TO DO
Return all the entries. Match them word for word.

RECORDS TO USE

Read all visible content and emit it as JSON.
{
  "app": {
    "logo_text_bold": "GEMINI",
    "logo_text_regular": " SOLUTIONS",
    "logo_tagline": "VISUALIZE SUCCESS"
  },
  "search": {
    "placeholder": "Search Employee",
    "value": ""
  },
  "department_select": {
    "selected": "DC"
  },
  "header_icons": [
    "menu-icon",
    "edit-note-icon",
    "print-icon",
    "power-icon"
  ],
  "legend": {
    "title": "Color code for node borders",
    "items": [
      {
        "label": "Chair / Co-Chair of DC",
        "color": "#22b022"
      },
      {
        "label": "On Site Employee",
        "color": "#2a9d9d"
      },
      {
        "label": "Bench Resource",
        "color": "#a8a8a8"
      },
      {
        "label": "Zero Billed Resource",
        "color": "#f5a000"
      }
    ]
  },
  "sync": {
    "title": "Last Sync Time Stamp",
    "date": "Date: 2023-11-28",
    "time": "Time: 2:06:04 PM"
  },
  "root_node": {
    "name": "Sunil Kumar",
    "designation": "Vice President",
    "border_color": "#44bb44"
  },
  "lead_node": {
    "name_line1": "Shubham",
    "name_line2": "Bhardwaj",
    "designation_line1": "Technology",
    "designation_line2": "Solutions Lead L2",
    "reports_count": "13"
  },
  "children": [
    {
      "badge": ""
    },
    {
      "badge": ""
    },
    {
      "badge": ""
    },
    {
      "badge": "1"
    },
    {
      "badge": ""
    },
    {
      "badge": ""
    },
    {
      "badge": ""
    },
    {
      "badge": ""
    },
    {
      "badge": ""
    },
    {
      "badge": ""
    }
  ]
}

EXPECTED ANSWER
Read all visible content and emit it as JSON.
{
  "app": {
    "logo_text_bold": "GEMINI",
    "logo_text_regular": " SOLUTIONS",
    "logo_tagline": "VISUALIZE SUCCESS"
  },
  "search": {
    "placeholder": "Search Employee",
    "value": ""
  },
  "department_select": {
    "selected": "DC"
  },
  "header_icons": [
    "menu-icon",
    "edit-note-icon",
    "print-icon",
    "power-icon"
  ],
  "legend": {
    "title": "Color code for node borders",
    "items": [
      {
        "label": "Chair / Co-Chair of DC",
        "color": "#22b022"
      },
      {
        "label": "On Site Employee",
        "color": "#2a9d9d"
      },
      {
        "label": "Bench Resource",
        "color": "#a8a8a8"
      },
      {
        "label": "Zero Billed Resource",
        "color": "#f5a000"
      }
    ]
  },
  "sync": {
    "title": "Last Sync Time Stamp",
    "date": "Date: 2023-11-28",
    "time": "Time: 2:06:04 PM"
  },
  "root_node": {
    "name": "Sunil Kumar",
    "designation": "Vice President",
    "border_color": "#44bb44"
  },
  "lead_node": {
    "name_line1": "Shubham",
    "name_line2": "Bhardwaj",
    "designation_line1": "Technology",
    "designation_line2": "Solutions Lead L2",
    "reports_count": "13"
  },
  "children": [
    {
      "badge": ""
    },
    {
      "badge": ""
    },
    {
      "badge": ""
    },
    {
      "badge": "1"
    },
    {
      "badge": ""
    },
    {
      "badge": ""
    },
    {
      "badge": ""
    },
    {
      "badge": ""
    },
    {
      "badge": ""
    },
    {
      "badge": ""
    }
  ]
}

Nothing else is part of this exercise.